notion that indiscriminate firing was a way to create
more jobs and reduce unemployment. If it had gone
into affect, it would have given employers the right
to hire young workers on a two year trial basis and
fire them at will at any time during that period. The
protesters understood the sham and how it would
hurt them and stayed out long enough to get the
Chirac government to back down and effectively
cancel this outrageous law.
A second example is now happening on the streets in
Nepal as many thousands of people from all walks of
life including professionals have been protesting
since early April in a mass civil uprising against King
Gyanendra demanding an end to autocratic
monarchal rule and the restoration of democracy. At
this writing they still don’t have it, but the king had
to go on national television and promise to meet
their demands. The protests continued after his first
public statement forcing the king to go further and
agree to the major demands of the main seven-party
alliance including reinstating the lower house of
parliament and giving power back to elected
officials. Doing that would then clear the way to
create a new constitution, hopefully a more
democratic process and an end to the mass protests.
At this writing it remains to be seen whether
resolution has now been reached, but it appears a
major step has been taken toward it.
The third example has been happening here in the
US as millions of immigrants and working people of
all races have taken to the streets in cities all over the
country.

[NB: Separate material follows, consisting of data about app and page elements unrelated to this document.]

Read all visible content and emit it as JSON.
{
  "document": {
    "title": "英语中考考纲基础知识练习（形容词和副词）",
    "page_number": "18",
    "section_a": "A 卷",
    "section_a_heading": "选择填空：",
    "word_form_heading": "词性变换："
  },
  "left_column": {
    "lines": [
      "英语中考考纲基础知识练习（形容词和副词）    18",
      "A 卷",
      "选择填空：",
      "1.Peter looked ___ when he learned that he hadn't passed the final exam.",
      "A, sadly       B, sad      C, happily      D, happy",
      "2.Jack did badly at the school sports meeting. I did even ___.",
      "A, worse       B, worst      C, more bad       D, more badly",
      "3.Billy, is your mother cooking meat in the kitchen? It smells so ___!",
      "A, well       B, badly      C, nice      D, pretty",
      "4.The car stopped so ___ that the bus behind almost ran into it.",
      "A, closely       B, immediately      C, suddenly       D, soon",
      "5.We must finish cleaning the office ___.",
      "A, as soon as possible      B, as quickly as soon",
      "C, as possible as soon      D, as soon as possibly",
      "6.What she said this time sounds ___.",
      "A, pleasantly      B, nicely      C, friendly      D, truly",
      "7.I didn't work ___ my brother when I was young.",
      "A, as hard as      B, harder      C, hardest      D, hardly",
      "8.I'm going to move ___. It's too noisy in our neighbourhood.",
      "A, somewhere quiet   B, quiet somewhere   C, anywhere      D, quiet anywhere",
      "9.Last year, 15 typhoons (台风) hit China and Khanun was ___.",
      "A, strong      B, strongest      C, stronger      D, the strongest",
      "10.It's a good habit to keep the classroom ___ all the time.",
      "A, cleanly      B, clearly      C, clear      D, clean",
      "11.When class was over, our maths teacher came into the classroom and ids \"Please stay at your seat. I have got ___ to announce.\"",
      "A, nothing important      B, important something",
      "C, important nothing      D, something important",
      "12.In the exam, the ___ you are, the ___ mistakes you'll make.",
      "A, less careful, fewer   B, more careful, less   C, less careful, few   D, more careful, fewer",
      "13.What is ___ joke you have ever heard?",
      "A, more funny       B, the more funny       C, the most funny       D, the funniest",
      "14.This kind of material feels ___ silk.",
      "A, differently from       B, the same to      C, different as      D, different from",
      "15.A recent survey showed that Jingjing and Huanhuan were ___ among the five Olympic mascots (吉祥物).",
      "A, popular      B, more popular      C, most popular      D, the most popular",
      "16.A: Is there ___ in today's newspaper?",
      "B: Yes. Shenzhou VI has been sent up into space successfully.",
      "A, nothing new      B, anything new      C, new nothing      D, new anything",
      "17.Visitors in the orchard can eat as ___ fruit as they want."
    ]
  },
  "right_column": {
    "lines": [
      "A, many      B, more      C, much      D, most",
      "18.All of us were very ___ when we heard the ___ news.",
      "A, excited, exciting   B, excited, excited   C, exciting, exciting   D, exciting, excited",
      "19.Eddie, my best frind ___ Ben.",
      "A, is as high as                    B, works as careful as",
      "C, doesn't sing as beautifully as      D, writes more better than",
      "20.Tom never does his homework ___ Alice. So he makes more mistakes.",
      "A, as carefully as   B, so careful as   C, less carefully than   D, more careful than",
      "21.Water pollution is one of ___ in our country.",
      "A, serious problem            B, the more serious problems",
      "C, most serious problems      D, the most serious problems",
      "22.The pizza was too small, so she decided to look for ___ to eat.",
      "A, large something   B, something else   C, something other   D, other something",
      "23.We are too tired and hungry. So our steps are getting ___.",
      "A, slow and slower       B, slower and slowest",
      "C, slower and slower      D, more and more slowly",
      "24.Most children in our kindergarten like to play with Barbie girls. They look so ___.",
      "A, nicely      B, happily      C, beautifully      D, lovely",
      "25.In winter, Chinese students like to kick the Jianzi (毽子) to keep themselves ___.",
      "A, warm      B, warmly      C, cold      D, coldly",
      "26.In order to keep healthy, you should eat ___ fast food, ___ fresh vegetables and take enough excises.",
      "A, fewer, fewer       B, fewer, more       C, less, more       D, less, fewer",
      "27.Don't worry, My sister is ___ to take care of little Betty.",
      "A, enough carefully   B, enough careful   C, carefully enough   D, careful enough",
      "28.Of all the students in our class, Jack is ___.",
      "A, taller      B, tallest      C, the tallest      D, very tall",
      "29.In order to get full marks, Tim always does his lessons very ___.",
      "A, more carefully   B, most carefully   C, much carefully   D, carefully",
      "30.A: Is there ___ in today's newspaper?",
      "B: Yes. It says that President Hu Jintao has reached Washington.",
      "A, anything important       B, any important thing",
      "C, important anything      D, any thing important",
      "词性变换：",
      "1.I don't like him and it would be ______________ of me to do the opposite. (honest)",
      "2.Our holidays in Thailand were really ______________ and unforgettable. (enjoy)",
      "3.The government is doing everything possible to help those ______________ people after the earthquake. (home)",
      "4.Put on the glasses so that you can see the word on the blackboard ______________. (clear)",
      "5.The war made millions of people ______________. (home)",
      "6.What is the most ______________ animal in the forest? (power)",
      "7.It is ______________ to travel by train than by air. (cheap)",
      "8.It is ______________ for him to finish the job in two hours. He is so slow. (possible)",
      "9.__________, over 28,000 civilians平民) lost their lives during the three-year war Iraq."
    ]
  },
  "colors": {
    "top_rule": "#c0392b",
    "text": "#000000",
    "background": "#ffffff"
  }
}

They’ve seen their rights denied or
threatened, their jobs exported, unions weakened or
destroyed, wages stagnated and essential benefits
reduced, lost or never gotten. Their protests are
continuing, and they demand equity and justice.
Congress has already taken note and softened some
of their hostile anti-immigrant rhetoric. But it
remains to be seen how this will turn out. The
Congress will resume its immigration legislation
debate in its post Easter break session with a final
resolution now unclear. What is clear is that if a final
bill emerges it will be less harsh than the original
House version that passed and the Senate one still
being debated prior to and during the mass protests.
The lesson is clear. Mass people actions, if large and
strong enough, get results. Lots of great thinkers
through the years knew this and said it many
different ways. I quote some of them often for
inspiration, and I’ll end by doing it again – 2 jewels
from one of my favorites – the Mahatma. Ghandi
wisely observed that “even the most powerful cannot
rule without the cooperation of the ruled.” He
proved it. He also famously said – “First they ignore
you, then they laugh at you, then they fight you, then
you win.” He proved that too.
Anyone ready for a fight? I hope you are, and if so,
you and we too can win. And just in case I need to
remind you what you’re fighting for, it’s for your
future, the kind your parents hopefully had, the kind
you want for your children, the kind where you know
you live in a country with a real democratically
elected government that works for all the people and
one where there’s equity and justice for everyone,
not just for the privileged the way it is today. It’s also
to save the republic and reverse the present course
we’re now on that may destroy it. Think about it, and
start fighting for it. Your future depends on it.